To create the files pageclassifier.features and pageclassifier.model, you can use ACHE's command line. You will need positive (relevant) and negative (irrelevant) examples of web pages to train the page classifier. You should store the HTML content of each web page in a plain text file. These files should be placed in two directories, named positive and negative, which reside in another empty directory. You can see an example at config/sample_training_data.

Here is how you build a model from these examples using ACHE's commmand line:

ache buildModel -t <training data path> -o <output path for model> -c <stopwords file path>

where,
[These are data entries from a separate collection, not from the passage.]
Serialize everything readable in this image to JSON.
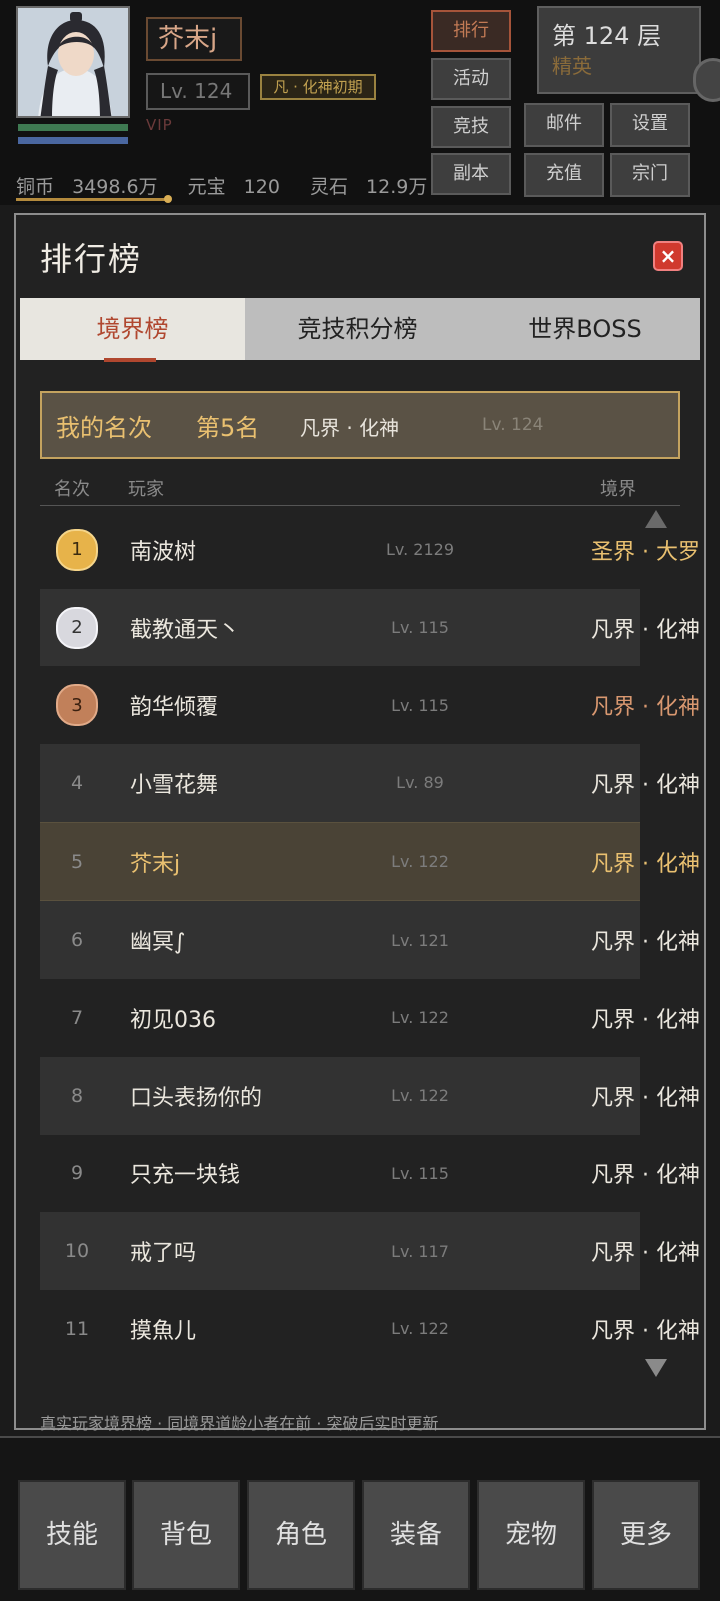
{
  "hud": {
    "player_name": "芥末j",
    "level": "Lv. 124",
    "realm_tag": "凡 · 化神初期",
    "vip": "VIP",
    "currencies": [
      {
        "label": "铜币",
        "value": "3498.6万"
      },
      {
        "label": "元宝",
        "value": "120"
      },
      {
        "label": "灵石",
        "value": "12.9万"
      }
    ],
    "floor": "第 124 层",
    "floor_sub": "精英",
    "buttons": {
      "rank": "排行",
      "activity": "活动",
      "arena": "竞技",
      "dungeon": "副本",
      "mail": "邮件",
      "settings": "设置",
      "recharge": "充值",
      "sect": "宗门"
    }
  },
  "panel": {
    "title": "排行榜",
    "close": "×",
    "tabs": [
      "境界榜",
      "竞技积分榜",
      "世界BOSS"
    ],
    "my_rank": {
      "label": "我的名次",
      "rank": "第5名",
      "realm": "凡界 · 化神",
      "level": "Lv. 124"
    },
    "headers": {
      "rank": "名次",
      "player": "玩家",
      "realm": "境界"
    },
    "rows": [
      {
        "rank": "1",
        "name": "南波树",
        "level": "Lv. 2129",
        "realm": "圣界 · 大罗"
      },
      {
        "rank": "2",
        "name": "截教通天丶",
        "level": "Lv. 115",
        "realm": "凡界 · 化神"
      },
      {
        "rank": "3",
        "name": "韵华倾覆",
        "level": "Lv. 115",
        "realm": "凡界 · 化神"
      },
      {
        "rank": "4",
        "name": "小雪花舞",
        "level": "Lv. 89",
        "realm": "凡界 · 化神"
      },
      {
        "rank": "5",
        "name": "芥末j",
        "level": "Lv. 122",
        "realm": "凡界 · 化神"
      },
      {
        "rank": "6",
        "name": "幽冥∫",
        "level": "Lv. 121",
        "realm": "凡界 · 化神"
      },
      {
        "rank": "7",
        "name": "初见036",
        "level": "Lv. 122",
        "realm": "凡界 · 化神"
      },
      {
        "rank": "8",
        "name": "口头表扬你的",
        "level": "Lv. 122",
        "realm": "凡界 · 化神"
      },
      {
        "rank": "9",
        "name": "只充一块钱",
        "level": "Lv. 115",
        "realm": "凡界 · 化神"
      },
      {
        "rank": "10",
        "name": "戒了吗",
        "level": "Lv. 117",
        "realm": "凡界 · 化神"
      },
      {
        "rank": "11",
        "name": "摸魚儿",
        "level": "Lv. 122",
        "realm": "凡界 · 化神"
      }
    ],
    "footnote": "真实玩家境界榜  ·  同境界道龄小者在前  ·  突破后实时更新"
  },
  "nav": [
    "技能",
    "背包",
    "角色",
    "装备",
    "宠物",
    "更多"
  ],
  "colors": {
    "gold": "#e9c070",
    "bronze": "#d99870",
    "accent_red": "#b0472f",
    "close_red": "#d0392e"
  }
}
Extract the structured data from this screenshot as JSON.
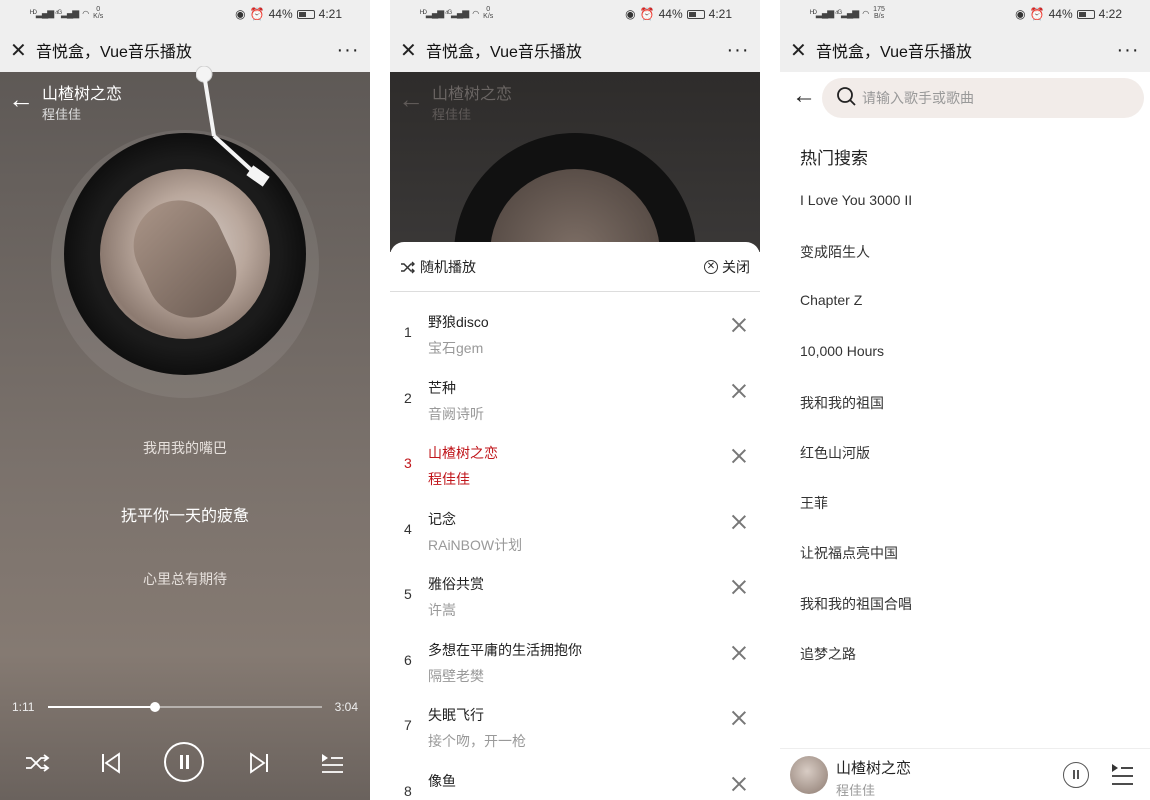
{
  "status_bar": [
    {
      "speed_value": "0",
      "speed_unit": "K/s",
      "battery": "44%",
      "time": "4:21"
    },
    {
      "speed_value": "0",
      "speed_unit": "K/s",
      "battery": "44%",
      "time": "4:21"
    },
    {
      "speed_value": "175",
      "speed_unit": "B/s",
      "battery": "44%",
      "time": "4:22"
    }
  ],
  "app_title": "音悦盒，Vue音乐播放",
  "player": {
    "song_title": "山楂树之恋",
    "singer": "程佳佳",
    "lyrics": [
      "我用我的嘴巴",
      "抚平你一天的疲惫",
      "心里总有期待"
    ],
    "current_time": "1:11",
    "total_time": "3:04",
    "progress": 0.39
  },
  "playlist": {
    "mode_label": "随机播放",
    "close_label": "关闭",
    "active_index": 2,
    "songs": [
      {
        "index": "1",
        "name": "野狼disco",
        "artist": "宝石gem"
      },
      {
        "index": "2",
        "name": "芒种",
        "artist": "音阙诗听"
      },
      {
        "index": "3",
        "name": "山楂树之恋",
        "artist": "程佳佳"
      },
      {
        "index": "4",
        "name": "记念",
        "artist": "RAiNBOW计划"
      },
      {
        "index": "5",
        "name": "雅俗共赏",
        "artist": "许嵩"
      },
      {
        "index": "6",
        "name": "多想在平庸的生活拥抱你",
        "artist": "隔壁老樊"
      },
      {
        "index": "7",
        "name": "失眠飞行",
        "artist": "接个吻，开一枪"
      },
      {
        "index": "8",
        "name": "像鱼",
        "artist": ""
      }
    ]
  },
  "search": {
    "placeholder": "请输入歌手或歌曲",
    "hot_title": "热门搜索",
    "hot_items": [
      "I Love You 3000 II",
      "变成陌生人",
      "Chapter Z",
      "10,000 Hours",
      "我和我的祖国",
      "红色山河版",
      "王菲",
      "让祝福点亮中国",
      "我和我的祖国合唱",
      "追梦之路"
    ]
  },
  "mini_player": {
    "song_title": "山楂树之恋",
    "singer": "程佳佳"
  },
  "colors": {
    "active_red": "#c0161b",
    "bar_gray": "#efefef"
  }
}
  • <training data path> is the path to the directory containing positive and negative examples.
  • <output path> is the new directory that you want to save the generated model that consists of two files: pageclassifier.model and pageclassifier.features.
  • <stopwords file path> is a file with list of words that the classifier should ignore. You can see an example at config/sample_config/stoplist.txt.

Example of building a page classifier using our test data:

ache buildModel -c config/sample_config/stoplist.txt -o model_output -t config/sample_training_data

Running ACHE

After you generate a model, you need to prepare the seed file, where each line is a URL. Then to start the crawler, run:

ache startCrawl -o <data output path> -c <config path> -s <seed path> -m <model path>

where,

  • <configuration path> is the path to the config directory.
  • <seed path> is the seed file.
  • <model path> is the path to the model directory (containing files pageclassifier.yml, pageclassifier.model, and pageclassifier.features).
  • <data output path> is the path to the data output directory.

Example of running ACHE using our sample data:

ache startCrawl -o output -c config/sample_config -s config/sample.seeds -m config/sample_model

Data Formats

ACHE can store data in different data formats. The data format can be configured by changing the key target_storage.data_format.type in the configuration file. The data formats available now are:

  • FILESYSTEM_HTML (default) - only raw content is stored in plain text files.
  • FILESYSTEM_JSON - raw content and some metadata is stored using JSON format in files.
  • FILESYSTEM_CBOR - raw content and some metadata is stored using CBOR format in files.
  • FILES - raw content and metadata is stored in rolling compressed files of fixed size.
  • ELATICSEARCH - raw content and metadata is indexed in an ElasticSearch index. See ElasticSearch Integration for details about configuration.

When using any FILESYSTEM_* data format, you can enable compression of the data stored in the files enabling the following line in the config file:

target_storage.data_format.filesystem.compress_data: true

Link Filters

ACHE allows one to restrict what web domains and paths within a domain that should be crawled through regular expresions. There are two types of link filters: whitelists (links that should be downloaded) and blacklists (links that should not be downloaded). To configure a link filter, you will need to create a text file containing one regular expression per line. All regular expressions loaded will be evaluated against the links found on the web pages crawled in other to accept or reject them. For whitelist filters, the file should be named link_whitelist.txt, whereas for blacklist filters it should be link_blacklist.txt. These files should be placed under the config directory (same folder as ache.yml). These files will be loaded during crawler start-up, and the filters loaded will be printed out to the crawler log. A link filter file looks like this:

https?://www\.example.com/some_path/*
https?://www\.another-example.com/*

More information?

More documentation is available in the project's Wiki.

Where to report bugs?

We welcome user feedback. Please submit any suggestions or bug reports using the Github tracker (https://github.com/ViDA-NYU/ache/issues)

Contact?